The book Gandhi Before India highlights the important moments and people in Mahatma Gandhi's early years, which reshaped his life and contributed to his journey in becoming the Father of the Nation.
"There are two questions people always ask me: Why I chose to write on Gandhi? (and) What new information this biography will give about him when there are 500 biographies already in the market," Guha said at the launch of the book Tuesday.
"For the first question, my answer is that throughout my life as a historian, professor and an environmentalist, I have always encountered him. And for the second question, I feel historians have always given a one-sided account of him," Guha offered to explain.
Guha found letters and clippings related to Gandhi at Sabarmati Ashram
Arguing that historians have always referred to Gandhi's personal writings for biographies, Guha pointed out, "There has to be more about Gandhi."
It was this conviction of digging deep and finding new sources that could throw light on Gandhi and his exchanges during his formative years.
Research for the books took Guha to many parts of the world, including South Africa. One of the prime resource for his research was Sabarmati Ashram in Gujarat, where he discovered a treasure trove of letters to Gandhiji and many clippings.
"Through these sources, I discovered a new way of rediscovering him and how various events shaped his life. From a lawyer to a freedom fighter, the change in ideas came with many associations and the company he kept," he mentioned.
"To properly understand him, one has to look from all angles, and not just his own. During my research, I came across many new names who had been his inspiration, many followers, friends and enemies.
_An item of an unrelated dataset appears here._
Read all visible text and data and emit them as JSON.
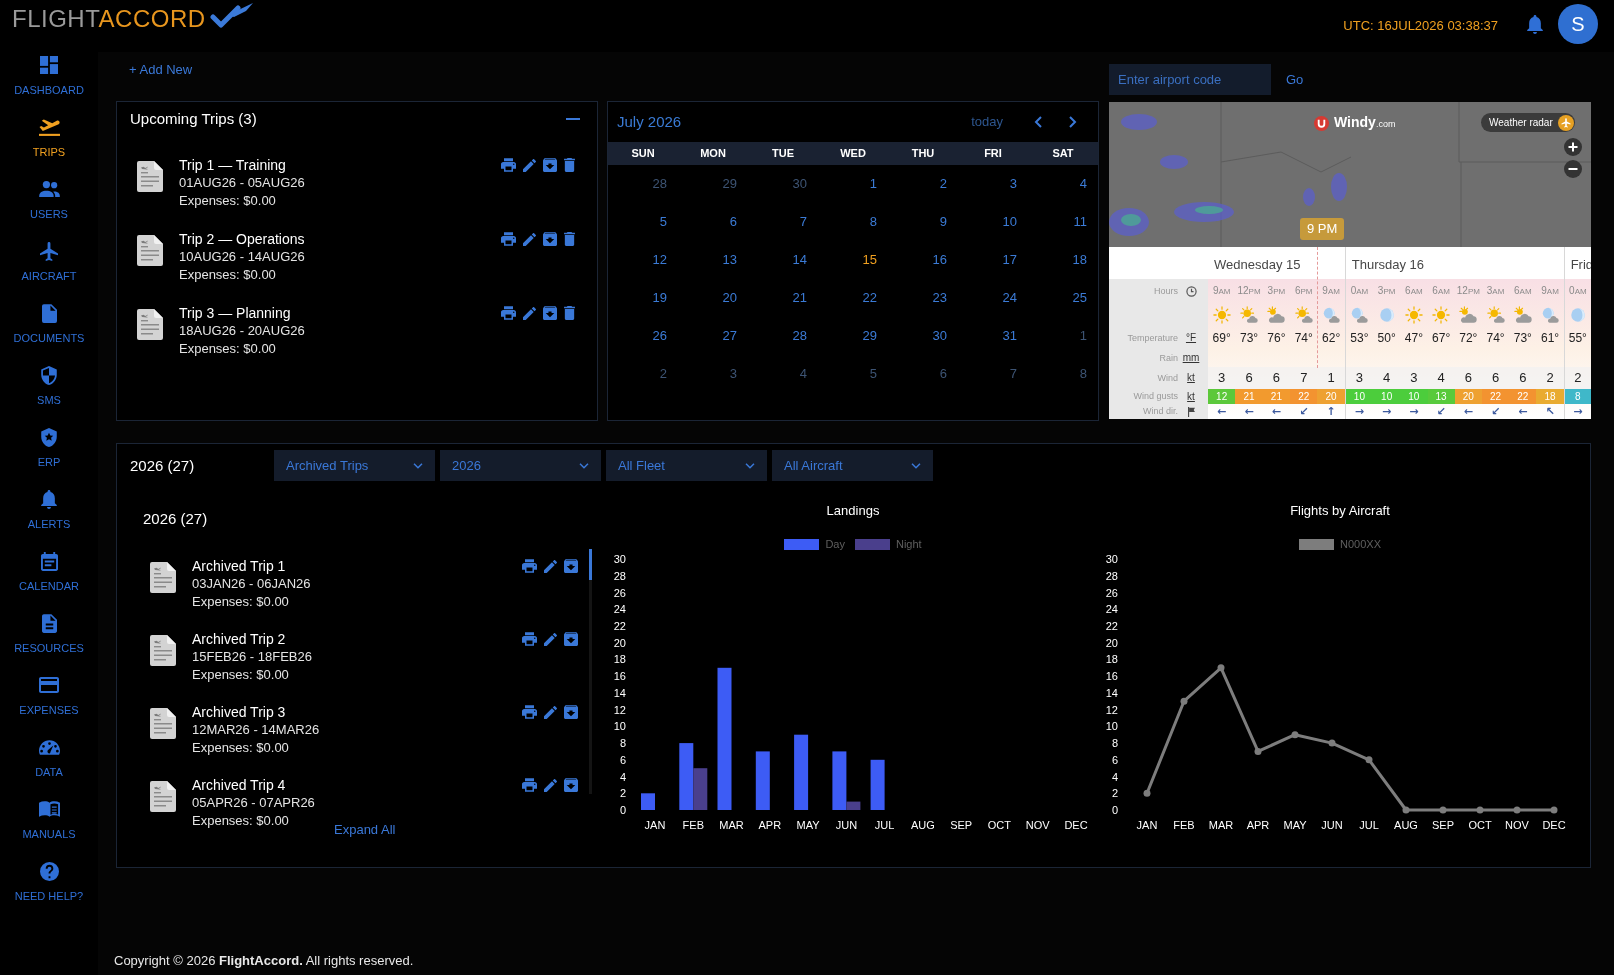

Each in their own way have contributed in shaping up his ideologies," he said.
It was also during this research, Guha said he laid his hands on what he calls a "joyful discovery"- an obscure book that comprised Gandhi's mark sheets and attendance records.
"He was a mediocre student," he said.
The 640-page book also throws light on Gandhi's close associates.
"Gopal Krishna Gokhale and Leo Tolstoy had great influence on Gandhi. While Gokhale was a mentor to him, Gandhi was influenced by Tolstoy's writings," he said.
Tolstoy's "The Kingdom of God is Within You" had a great influence on Gandhi.
Guha argues Gandhi would have never come out of the role of a bania (that he was born in), had he succeeded as a lawyer.
"He learnt about class diversity, religious diversity and linguistic diversity when he represented people of all classes in South Africa and saw racism. It contributed in changing his ideologies," he said.